* Instructions for the task *
Find all lines below containing the string "this" and return them.

* Information shown *
────────────────

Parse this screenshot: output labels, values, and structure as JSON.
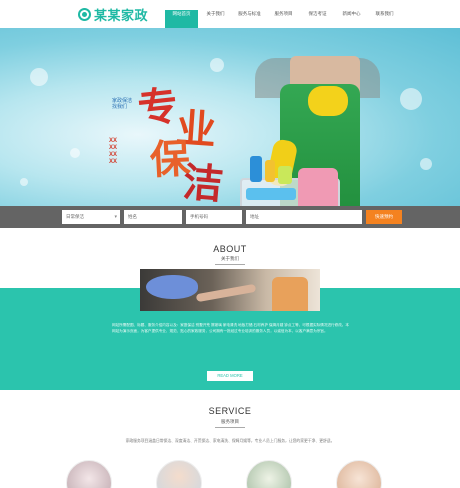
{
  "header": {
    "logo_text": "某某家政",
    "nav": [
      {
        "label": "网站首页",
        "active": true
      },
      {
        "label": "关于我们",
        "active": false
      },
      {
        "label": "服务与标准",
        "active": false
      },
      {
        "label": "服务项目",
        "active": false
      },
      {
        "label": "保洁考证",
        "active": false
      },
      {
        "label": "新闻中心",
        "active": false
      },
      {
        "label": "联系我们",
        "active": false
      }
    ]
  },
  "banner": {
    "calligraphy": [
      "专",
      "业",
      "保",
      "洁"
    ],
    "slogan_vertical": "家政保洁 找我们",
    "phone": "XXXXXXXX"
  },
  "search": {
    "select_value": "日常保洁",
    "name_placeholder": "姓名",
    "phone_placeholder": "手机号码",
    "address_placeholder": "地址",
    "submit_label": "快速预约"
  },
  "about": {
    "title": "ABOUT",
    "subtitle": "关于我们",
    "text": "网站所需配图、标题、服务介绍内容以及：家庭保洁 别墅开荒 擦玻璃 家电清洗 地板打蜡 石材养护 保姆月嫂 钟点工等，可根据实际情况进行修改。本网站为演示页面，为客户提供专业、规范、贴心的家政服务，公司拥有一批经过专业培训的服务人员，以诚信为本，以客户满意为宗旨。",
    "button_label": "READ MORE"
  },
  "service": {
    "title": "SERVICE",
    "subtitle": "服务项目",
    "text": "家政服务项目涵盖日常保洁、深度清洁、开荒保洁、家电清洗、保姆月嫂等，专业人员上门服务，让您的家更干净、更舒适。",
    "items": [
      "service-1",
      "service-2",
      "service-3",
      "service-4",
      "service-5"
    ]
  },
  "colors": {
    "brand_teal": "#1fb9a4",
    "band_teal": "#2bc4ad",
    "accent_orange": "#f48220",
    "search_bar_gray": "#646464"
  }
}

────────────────

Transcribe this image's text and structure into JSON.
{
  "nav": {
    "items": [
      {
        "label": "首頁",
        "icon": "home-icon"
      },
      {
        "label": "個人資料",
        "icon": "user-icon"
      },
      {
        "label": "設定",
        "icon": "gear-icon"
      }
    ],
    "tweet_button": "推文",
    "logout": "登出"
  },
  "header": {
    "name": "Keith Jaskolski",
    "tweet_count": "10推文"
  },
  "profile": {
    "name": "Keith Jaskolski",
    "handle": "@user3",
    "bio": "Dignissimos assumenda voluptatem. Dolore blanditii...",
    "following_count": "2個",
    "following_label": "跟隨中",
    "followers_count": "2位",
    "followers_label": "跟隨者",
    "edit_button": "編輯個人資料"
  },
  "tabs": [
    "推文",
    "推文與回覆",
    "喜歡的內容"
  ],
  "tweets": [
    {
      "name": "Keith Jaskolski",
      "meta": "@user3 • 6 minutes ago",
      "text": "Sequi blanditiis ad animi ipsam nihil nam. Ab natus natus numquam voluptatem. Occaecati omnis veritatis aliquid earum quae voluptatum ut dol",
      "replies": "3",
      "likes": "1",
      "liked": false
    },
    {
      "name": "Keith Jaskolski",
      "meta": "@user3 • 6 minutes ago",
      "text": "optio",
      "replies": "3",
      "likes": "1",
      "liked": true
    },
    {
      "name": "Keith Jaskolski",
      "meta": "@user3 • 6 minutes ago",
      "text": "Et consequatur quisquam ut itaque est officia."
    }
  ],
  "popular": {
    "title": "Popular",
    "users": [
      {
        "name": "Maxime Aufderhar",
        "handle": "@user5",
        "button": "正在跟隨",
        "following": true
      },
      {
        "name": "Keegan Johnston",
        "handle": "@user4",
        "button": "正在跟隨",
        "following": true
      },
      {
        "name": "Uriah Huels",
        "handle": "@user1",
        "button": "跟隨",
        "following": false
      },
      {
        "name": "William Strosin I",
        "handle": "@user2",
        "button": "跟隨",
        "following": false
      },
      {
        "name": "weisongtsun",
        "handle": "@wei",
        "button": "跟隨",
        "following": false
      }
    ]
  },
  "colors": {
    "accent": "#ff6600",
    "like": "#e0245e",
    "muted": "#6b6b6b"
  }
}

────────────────

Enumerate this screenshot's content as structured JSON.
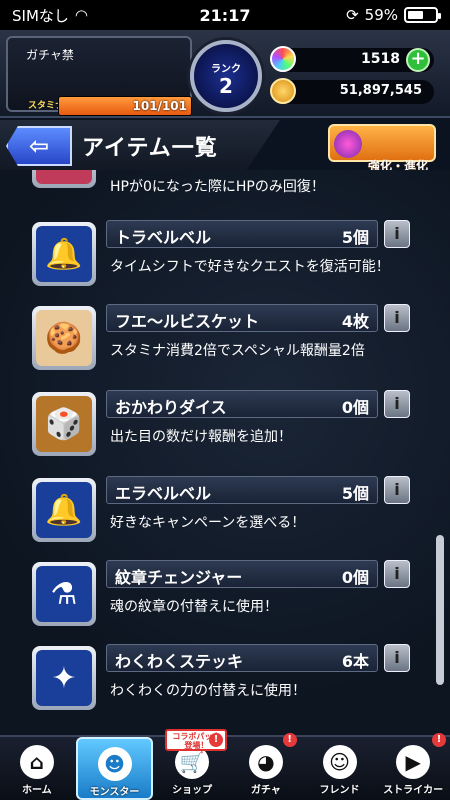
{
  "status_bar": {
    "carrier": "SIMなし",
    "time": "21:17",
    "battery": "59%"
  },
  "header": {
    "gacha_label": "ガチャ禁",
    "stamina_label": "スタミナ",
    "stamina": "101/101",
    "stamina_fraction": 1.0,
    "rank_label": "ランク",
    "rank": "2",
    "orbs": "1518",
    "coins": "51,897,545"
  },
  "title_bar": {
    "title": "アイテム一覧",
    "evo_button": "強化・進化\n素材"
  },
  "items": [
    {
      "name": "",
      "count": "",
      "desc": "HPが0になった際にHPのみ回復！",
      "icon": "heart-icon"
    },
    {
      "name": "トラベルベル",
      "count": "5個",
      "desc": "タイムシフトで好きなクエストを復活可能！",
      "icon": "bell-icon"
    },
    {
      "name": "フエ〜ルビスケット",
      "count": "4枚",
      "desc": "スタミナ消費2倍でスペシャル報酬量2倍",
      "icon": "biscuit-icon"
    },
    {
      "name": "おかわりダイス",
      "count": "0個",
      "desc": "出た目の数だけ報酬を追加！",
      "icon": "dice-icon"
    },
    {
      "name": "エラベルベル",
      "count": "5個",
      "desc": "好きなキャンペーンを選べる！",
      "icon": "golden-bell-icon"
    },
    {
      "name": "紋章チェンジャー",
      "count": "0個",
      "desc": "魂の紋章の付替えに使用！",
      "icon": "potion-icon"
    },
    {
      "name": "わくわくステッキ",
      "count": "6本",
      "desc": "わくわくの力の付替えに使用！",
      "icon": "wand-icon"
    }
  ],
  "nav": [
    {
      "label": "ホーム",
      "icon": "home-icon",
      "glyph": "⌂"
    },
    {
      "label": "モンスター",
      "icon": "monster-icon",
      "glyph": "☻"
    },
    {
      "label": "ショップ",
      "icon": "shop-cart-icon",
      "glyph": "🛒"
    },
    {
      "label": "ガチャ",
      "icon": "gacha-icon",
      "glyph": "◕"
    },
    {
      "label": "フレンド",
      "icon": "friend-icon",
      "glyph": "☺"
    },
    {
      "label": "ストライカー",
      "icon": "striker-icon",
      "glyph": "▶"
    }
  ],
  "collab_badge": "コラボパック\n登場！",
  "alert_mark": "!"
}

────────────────

* Exercise answer *
Parse this screenshot: output labels, values, and structure as JSON.
Transcribe this image's text and structure into JSON.
Enumerate this screenshot's content as structured JSON.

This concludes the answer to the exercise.